The bill drew early praise from legislators, utilities and pro-solar groups, but then took some heat from solar companies who said it gave a distinct advantage to major utilities such as Duke Energy. The objections have come largely from out of state “rooftop” solar companies that lease solar panels to homeowners. Those concerns merit a close watching.
If a bill that is designed to create competition is to be effective it cannot create advantages for any segment of the market. That includes the regulated utilities.
The objection advocates raised is that the bill in essence would have allowed Duke to create a monopoly on rooftop solar before other companies are allowed to enter the market. Advocates say the bill would have given utilities a chance to opt in to the solar program; if they did they would have been required to power 1 percent of their capacity via solar energy and only then would solar leasing companies have been allowed to enter the market, Bryan Miller, president of the Alliance for Solar Choice, said in an interview.
Advocates of the bill said on Wednesday that an amendment to the bill addresses those concerns and would ensure that utility investments in solar are in line with the competitive free market, according to a report by Greenville News reporter Nathaniel Cary. The proposal passed the Senate Judiciary Committee by a 19-1 vote.
A free-market where leasing companies are on equal footing with existing companies would potentially offer consumers a greater benefit, especially at a time when utility rates are increasing for a variety of reasons.
Under the bill, companies would have to seek approval from the state’s Office of Regulatory Services before they could begin leasing solar panels in South Carolina, according to the report. Although that is not necessarily the case in other states, it’s not an unreasonable compromise. In addition, utilities such as Duke would compete on even footing with the leasing companies because they would have to create a nonregulated business arm that would have to compete for business, Bruce Wood, a Greenville-based solar advocate and owner of SunStore Solar, said in the newspaper report.

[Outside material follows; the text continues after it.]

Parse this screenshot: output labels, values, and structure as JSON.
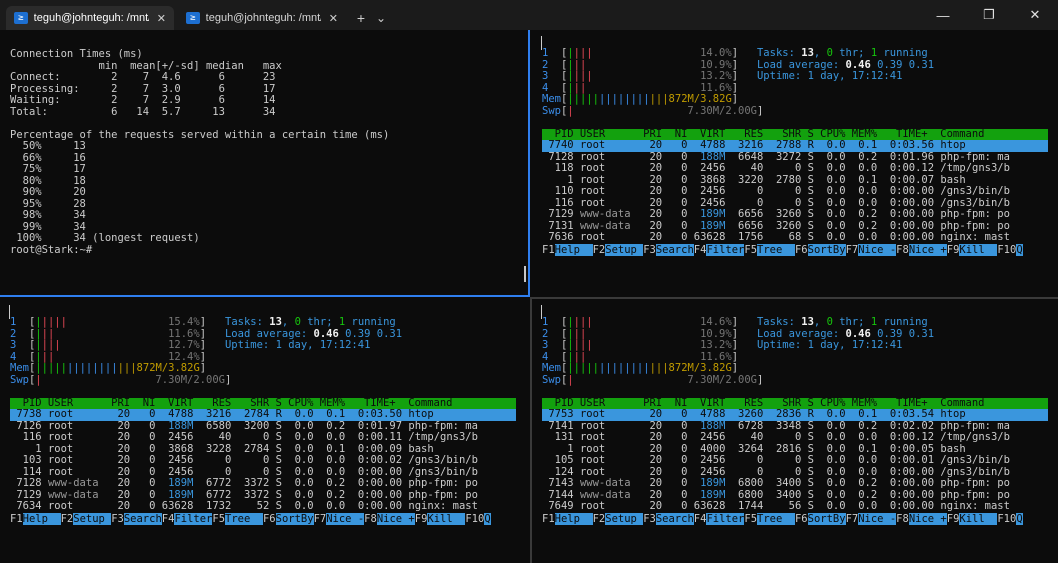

Rooftop solar leasing companies let private citizens access solar energy that otherwise could be cost-prohibitive. Under the business model, companies put solar panels on a consumer’s roof, and then lease the panels to them while charging them for the electricity they generate, usually for a price that’s less than traditional utilities charge, Miller said.
Solar power will not on its own meet the power needs of this state. However, the expansion of solar — and other forms of renewable energy — should be encouraged. The more electricity that individuals can generate on their own, especially during peak energy use periods such as the hottest of South Carolina’s dog days, the less investment utilities would have to make in expensive energy plants needed to boost production during periods of peak use.
Also, the more options consumers have, the lower prices generally are as businesses vie for customers. The most difficult problem with the way electricity is provided now is that utilities enjoy a monopoly. The consumers’ interests are supposed to be protected by regulatory agencies such as the Public Service Commission.
South Carolina ratepayers know all too well about the trend in electricity rates. Duke Energy has raised its residential electricity rates by nearly 30 percent over the last five years. Much of that cost has been the result of meeting increased federal environmental regulation; some of it has come as the utility has added capacity. Additional capacity from direct competition for residential users could mitigate both of those pressures on rates.
As lawmakers move this bill forward they need to ensure the interests of existing utilities are not protected at the expense of free enterprise, especially given the advantages that the free market can create for consumers.
These are issues that need to be openly discussed, and proposals in South Carolina should be compared to what is working and what is not working in other states. Certainly lawmakers should err on the side of encouraging solar leasing companies to compete in a free market in South Carolina and should not give economic advantage to existing electricity providers.